Only lines with the string "home" are wanted. Pull them out of the data.

=-=-=-=-=

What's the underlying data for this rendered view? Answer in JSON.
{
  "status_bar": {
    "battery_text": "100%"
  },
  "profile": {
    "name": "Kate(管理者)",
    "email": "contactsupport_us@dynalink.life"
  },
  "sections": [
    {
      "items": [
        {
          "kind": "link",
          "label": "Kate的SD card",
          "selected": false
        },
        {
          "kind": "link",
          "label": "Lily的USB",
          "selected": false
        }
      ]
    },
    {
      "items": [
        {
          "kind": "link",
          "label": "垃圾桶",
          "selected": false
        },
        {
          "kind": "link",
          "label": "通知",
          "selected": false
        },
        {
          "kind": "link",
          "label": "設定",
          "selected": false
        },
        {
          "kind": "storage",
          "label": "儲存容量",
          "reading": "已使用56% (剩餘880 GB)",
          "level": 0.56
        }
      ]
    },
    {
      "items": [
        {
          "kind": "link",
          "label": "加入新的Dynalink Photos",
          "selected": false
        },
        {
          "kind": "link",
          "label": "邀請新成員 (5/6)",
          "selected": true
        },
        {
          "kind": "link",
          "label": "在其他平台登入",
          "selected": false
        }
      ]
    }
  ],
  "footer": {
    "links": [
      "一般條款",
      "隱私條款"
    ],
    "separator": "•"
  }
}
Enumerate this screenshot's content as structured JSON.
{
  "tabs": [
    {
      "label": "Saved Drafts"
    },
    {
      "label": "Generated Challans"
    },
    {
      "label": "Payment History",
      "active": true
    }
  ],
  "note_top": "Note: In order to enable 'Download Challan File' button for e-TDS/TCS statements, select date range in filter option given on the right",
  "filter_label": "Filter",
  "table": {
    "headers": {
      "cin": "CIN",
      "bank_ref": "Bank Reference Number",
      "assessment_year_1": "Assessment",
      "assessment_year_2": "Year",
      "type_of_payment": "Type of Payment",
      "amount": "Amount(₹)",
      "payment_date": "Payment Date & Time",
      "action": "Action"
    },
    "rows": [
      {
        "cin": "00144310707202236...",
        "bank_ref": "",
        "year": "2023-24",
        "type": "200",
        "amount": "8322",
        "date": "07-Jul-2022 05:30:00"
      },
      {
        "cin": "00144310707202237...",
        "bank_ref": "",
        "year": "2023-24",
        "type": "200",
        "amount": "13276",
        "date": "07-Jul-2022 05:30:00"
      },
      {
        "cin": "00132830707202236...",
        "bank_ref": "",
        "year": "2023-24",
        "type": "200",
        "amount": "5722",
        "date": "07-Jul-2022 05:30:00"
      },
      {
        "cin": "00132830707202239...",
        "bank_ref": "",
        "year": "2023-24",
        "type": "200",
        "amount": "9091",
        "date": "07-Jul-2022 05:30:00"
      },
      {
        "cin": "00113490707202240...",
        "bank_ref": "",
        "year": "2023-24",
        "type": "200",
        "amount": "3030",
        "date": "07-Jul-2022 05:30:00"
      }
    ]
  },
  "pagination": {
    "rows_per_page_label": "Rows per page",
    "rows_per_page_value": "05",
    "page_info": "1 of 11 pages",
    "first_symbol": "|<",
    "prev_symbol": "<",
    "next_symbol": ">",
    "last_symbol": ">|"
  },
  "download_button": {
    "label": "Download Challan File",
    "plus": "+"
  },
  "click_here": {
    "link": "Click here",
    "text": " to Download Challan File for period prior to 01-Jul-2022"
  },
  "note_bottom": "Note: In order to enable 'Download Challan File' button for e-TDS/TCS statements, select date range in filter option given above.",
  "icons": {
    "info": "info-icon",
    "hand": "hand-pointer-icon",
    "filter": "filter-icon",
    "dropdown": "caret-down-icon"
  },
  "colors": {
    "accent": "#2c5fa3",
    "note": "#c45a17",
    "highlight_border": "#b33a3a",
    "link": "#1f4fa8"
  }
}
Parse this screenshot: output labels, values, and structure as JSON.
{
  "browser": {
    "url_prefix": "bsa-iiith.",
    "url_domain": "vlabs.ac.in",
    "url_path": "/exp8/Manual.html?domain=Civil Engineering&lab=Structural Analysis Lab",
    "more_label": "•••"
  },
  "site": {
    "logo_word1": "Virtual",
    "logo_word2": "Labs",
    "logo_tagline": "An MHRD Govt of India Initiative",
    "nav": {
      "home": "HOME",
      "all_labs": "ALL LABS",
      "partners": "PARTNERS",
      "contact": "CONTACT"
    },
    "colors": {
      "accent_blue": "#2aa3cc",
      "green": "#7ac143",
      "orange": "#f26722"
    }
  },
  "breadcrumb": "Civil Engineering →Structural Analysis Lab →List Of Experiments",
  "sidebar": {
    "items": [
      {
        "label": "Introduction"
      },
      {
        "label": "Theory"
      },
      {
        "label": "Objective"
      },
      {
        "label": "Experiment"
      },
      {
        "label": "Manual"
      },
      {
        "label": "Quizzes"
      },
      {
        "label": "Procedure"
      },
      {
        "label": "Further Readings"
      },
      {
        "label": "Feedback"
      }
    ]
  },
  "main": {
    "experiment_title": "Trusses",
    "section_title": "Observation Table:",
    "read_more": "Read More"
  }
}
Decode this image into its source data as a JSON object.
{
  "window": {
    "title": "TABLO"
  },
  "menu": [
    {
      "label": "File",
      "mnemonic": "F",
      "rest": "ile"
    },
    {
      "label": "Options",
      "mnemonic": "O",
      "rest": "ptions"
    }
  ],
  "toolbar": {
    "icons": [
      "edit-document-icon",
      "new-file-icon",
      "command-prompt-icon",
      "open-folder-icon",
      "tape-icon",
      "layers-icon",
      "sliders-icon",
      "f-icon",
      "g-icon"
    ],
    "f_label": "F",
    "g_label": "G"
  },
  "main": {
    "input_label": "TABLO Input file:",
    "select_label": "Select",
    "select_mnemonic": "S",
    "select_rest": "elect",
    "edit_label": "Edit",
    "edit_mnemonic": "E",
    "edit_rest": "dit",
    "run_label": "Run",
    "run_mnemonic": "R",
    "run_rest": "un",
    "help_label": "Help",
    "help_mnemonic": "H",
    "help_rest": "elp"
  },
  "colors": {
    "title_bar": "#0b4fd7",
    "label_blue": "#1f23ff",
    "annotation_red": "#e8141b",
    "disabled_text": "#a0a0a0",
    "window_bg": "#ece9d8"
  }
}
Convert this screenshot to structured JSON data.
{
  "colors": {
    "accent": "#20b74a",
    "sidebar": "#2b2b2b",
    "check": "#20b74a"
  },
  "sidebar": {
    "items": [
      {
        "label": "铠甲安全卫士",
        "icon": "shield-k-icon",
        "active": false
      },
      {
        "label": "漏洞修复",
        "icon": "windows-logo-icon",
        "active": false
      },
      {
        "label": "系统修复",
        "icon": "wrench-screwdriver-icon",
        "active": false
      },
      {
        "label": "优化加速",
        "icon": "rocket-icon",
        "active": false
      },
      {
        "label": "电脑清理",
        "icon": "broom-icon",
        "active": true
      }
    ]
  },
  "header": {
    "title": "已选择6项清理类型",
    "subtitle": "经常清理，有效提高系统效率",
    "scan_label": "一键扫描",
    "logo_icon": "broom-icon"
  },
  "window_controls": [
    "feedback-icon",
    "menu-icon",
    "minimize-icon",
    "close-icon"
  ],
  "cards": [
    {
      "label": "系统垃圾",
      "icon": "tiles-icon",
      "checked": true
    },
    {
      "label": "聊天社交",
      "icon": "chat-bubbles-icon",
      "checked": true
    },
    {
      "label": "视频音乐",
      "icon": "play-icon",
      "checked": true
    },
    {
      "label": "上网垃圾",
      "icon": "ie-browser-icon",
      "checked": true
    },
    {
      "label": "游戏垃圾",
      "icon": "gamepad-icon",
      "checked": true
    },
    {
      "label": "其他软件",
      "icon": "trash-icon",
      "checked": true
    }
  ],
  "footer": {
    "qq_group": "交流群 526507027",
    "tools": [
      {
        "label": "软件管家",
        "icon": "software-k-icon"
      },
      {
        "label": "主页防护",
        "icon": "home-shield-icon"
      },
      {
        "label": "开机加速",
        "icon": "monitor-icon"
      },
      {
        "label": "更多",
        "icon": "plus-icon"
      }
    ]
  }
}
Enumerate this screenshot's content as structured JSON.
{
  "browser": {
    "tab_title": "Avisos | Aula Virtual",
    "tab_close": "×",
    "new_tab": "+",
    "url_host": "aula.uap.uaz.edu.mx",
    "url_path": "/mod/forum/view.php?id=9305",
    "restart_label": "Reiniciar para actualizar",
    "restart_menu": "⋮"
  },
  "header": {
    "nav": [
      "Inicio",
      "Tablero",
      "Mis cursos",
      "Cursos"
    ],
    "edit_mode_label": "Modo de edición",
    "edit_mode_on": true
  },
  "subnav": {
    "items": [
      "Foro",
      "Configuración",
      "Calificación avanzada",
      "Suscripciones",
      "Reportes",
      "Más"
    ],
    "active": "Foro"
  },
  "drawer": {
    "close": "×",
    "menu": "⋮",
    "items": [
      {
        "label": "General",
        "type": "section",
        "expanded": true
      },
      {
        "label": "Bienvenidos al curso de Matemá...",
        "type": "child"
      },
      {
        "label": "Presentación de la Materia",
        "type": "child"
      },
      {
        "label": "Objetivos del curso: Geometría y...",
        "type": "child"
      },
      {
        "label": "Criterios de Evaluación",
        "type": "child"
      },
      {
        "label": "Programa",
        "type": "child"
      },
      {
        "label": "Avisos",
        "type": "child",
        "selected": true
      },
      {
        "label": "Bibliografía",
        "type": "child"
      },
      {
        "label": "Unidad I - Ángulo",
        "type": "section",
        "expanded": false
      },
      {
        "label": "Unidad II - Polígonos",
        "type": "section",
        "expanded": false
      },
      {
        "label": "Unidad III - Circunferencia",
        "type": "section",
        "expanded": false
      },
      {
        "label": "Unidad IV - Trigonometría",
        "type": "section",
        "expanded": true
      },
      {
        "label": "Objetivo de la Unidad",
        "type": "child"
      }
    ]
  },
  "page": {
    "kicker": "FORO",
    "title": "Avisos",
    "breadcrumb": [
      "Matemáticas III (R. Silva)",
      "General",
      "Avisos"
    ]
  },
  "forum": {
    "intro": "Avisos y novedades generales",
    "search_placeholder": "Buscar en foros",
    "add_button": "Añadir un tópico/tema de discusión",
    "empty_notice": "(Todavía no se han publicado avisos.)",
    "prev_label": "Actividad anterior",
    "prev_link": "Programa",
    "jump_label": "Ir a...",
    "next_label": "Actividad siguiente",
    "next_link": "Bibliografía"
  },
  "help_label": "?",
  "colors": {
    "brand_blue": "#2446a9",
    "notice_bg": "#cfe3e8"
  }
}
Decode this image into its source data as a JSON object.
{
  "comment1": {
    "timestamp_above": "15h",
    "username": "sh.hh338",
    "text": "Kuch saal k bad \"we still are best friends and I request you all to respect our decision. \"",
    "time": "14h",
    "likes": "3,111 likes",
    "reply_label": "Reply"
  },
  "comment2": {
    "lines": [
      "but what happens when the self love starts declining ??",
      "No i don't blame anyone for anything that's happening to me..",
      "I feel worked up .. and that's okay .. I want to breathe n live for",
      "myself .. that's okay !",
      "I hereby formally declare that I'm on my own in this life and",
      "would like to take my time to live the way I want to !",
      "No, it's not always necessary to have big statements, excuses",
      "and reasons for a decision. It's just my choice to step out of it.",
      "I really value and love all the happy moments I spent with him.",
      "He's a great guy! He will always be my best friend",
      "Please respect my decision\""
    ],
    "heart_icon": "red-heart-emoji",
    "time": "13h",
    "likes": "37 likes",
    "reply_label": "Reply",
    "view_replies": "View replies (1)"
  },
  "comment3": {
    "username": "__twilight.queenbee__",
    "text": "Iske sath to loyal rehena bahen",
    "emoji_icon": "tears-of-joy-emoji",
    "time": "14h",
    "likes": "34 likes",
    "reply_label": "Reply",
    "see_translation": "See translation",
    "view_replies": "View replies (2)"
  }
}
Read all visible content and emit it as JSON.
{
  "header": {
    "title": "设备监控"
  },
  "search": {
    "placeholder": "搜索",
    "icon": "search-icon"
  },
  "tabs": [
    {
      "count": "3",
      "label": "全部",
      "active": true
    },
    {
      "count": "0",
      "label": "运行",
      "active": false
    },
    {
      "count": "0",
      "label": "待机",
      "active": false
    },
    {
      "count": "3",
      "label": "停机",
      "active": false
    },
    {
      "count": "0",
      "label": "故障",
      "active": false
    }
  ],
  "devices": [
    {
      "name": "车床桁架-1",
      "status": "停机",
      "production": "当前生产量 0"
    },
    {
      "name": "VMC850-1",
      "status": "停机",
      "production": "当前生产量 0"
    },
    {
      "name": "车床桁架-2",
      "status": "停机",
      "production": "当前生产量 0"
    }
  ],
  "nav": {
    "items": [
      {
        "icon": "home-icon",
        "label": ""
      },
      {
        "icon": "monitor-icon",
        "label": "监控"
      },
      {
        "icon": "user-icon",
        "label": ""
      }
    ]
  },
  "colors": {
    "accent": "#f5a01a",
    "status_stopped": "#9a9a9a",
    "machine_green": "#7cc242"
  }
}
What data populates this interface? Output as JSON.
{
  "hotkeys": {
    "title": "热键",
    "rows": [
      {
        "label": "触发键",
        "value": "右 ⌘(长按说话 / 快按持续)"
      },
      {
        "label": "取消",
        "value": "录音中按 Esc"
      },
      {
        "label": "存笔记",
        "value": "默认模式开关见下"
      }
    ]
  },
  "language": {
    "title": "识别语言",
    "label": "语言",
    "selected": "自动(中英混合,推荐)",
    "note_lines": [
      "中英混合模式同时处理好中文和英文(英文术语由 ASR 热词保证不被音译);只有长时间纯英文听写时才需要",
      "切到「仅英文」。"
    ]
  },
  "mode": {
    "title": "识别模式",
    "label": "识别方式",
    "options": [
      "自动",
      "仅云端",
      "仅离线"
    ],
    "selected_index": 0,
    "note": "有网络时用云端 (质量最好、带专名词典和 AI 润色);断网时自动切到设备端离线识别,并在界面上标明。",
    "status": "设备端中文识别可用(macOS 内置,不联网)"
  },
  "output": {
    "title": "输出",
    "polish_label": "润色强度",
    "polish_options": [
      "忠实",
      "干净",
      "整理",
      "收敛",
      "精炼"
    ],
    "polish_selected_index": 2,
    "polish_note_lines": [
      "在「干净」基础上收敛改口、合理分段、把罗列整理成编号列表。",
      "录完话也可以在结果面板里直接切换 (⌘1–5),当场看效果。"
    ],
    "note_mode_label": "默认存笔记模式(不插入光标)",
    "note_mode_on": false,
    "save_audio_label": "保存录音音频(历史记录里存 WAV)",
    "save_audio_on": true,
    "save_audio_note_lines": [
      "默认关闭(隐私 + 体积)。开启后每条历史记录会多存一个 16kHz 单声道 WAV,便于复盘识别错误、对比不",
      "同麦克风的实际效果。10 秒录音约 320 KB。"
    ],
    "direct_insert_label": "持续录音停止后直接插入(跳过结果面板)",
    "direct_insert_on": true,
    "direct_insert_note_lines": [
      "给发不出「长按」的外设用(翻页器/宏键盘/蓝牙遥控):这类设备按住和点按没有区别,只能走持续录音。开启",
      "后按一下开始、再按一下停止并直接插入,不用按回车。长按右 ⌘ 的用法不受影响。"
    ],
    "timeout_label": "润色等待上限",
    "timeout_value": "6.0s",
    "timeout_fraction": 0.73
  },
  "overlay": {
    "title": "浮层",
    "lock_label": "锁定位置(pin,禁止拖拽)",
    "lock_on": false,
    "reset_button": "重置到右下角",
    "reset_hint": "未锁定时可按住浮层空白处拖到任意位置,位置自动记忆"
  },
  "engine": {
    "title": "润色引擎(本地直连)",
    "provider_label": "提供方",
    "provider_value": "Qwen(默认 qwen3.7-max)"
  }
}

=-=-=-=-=

→ OUTPUT
      "home": "HOME",
        "icon": "home-shield-icon"
        "icon": "home-icon",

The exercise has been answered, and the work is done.